It was such defects as these in traditional grammar that prompted a group of American linguistic scientists, beginning in the 1930's, to work out the kind of grammatical analysis called structural grammar. In order to exclude meaning entirely as a basis for determining grammatical class, the structuralists set up "form classes" and "positional classes." The form classes are usually named after the traditional parts of speech, and the related positional classes have the same name plus the suffix -al or -ial.
The form class "adverb" is restricted to words (like roughly) that consist of an adjective plus -ly and that cannot receive the additional suffixes -(e)r and -(e)st; and words (like crab-wise) that consist of a noun plus -wise.

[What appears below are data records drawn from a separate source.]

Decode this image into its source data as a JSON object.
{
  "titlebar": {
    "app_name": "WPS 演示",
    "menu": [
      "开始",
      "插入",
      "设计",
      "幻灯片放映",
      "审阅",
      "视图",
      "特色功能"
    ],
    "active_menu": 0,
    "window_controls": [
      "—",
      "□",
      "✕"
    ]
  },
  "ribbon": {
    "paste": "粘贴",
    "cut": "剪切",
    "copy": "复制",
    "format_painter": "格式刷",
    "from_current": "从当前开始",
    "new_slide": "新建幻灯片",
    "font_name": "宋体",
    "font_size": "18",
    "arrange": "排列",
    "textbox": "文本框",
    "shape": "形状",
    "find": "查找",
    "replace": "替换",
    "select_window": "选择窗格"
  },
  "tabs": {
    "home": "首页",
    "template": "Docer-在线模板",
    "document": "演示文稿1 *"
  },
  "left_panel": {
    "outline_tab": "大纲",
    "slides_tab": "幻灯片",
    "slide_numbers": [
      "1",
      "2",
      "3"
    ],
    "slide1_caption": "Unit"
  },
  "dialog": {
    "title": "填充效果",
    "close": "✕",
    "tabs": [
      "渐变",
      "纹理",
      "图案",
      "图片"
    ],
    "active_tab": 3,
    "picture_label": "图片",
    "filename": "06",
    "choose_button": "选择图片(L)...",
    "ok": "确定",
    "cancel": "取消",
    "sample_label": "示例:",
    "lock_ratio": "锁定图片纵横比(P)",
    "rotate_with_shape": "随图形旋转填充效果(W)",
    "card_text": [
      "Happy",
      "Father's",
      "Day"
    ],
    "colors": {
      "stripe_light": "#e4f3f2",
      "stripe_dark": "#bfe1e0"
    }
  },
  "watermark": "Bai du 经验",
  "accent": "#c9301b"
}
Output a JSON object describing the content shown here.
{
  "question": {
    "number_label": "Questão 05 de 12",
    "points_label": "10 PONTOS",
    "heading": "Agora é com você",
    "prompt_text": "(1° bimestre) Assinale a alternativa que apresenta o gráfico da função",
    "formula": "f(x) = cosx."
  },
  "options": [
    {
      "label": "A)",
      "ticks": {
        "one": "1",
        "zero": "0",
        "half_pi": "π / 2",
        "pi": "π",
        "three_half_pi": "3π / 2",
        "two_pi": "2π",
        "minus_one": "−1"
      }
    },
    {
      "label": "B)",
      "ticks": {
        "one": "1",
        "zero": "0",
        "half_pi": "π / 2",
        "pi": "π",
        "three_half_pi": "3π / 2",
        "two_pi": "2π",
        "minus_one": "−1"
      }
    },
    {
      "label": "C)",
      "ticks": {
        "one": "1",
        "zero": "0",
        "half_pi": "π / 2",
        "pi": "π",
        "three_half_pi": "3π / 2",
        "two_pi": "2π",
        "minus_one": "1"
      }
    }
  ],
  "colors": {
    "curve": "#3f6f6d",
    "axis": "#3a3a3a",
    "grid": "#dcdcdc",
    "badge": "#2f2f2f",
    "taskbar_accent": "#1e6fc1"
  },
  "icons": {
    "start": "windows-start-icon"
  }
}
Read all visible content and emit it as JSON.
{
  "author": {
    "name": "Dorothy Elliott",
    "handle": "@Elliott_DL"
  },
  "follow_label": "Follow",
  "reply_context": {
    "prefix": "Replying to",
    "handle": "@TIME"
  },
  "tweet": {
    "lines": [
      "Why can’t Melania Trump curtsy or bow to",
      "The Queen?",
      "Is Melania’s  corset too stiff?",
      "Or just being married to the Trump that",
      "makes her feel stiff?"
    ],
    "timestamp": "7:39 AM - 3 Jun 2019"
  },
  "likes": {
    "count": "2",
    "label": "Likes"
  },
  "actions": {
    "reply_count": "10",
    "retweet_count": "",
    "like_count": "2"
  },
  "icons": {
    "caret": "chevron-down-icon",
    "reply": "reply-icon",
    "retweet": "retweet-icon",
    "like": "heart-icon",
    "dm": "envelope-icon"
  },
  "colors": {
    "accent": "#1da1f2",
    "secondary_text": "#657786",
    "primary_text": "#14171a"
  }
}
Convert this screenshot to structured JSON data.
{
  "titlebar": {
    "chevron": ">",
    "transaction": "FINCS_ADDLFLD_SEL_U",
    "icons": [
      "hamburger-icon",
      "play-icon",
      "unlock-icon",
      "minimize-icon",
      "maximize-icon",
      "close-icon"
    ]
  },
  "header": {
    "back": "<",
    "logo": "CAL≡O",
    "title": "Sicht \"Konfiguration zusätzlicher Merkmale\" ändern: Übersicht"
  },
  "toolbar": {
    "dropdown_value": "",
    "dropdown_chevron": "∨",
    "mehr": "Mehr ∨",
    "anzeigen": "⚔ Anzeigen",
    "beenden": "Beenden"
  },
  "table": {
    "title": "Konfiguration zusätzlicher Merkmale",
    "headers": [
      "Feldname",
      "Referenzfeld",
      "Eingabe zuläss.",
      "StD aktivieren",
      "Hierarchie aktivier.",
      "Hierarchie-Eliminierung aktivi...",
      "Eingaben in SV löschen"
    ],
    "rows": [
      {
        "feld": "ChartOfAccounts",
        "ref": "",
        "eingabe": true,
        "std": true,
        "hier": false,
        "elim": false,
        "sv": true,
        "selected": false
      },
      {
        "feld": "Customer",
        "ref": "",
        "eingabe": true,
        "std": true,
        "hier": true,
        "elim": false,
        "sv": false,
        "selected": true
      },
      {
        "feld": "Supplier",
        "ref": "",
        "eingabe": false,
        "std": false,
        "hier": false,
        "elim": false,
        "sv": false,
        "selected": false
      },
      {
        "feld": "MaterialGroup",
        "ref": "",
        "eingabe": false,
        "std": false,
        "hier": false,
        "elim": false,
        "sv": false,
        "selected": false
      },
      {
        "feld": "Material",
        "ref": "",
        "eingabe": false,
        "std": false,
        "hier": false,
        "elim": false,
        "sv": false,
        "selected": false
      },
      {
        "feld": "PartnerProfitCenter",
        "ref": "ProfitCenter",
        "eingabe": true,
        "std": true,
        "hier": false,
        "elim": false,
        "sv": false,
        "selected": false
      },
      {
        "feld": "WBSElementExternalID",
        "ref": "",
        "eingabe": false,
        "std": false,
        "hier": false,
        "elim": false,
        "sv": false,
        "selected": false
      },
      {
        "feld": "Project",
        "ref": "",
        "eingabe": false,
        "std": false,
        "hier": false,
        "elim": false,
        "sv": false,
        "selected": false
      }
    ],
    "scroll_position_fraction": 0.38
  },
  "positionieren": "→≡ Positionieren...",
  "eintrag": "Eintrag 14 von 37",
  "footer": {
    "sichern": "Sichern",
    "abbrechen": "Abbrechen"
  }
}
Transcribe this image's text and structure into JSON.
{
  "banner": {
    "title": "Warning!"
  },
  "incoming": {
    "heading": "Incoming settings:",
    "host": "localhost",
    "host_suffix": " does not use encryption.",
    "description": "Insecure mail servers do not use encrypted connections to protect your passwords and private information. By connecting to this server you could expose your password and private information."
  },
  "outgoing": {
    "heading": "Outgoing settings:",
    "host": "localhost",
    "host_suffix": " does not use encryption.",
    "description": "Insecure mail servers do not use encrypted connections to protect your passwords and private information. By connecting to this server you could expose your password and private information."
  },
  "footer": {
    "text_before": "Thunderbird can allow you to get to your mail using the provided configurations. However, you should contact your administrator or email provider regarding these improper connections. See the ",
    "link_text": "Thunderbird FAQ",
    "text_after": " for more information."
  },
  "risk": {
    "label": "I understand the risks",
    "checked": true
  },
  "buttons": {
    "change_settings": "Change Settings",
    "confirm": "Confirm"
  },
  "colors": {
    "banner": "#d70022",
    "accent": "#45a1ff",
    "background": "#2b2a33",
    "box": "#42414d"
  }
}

The form class takes care of most adverbs because most end in -ly, but it does not account for the many uninflected modifiers called adverbs in traditional grammar. Some of these are located, along with true adverbs, in the positional class "adverbials." Adverbials are words that can occupy the sentence positions or test-frame positions that adverbs regularly occupy. This has not been entirely satisfactory, since the English adverb can occupy a bewildering number of positions.
The other uninflected modifiers traditionally called adverbs are excluded from the class in structural grammar. They are generally called "function words" and subclassified under names that vary according to the grammarian consulted. Typically, not is called "the negator"; words like very are called "intensifiers"; words like when, where, and why are called "interrogators"; words like nevertheless and therefore are called "connectors"; words like well, oh, and now are called "attention signals"; and yes and no are called "responses."
The new and very active school of transformational or generative grammar has followed structural grammar in rejecting the catchall traditional class of adverbs and has revealed how the newer classification has its logical basis in the step-by-step processes by which grammatically normal sentences are constructed.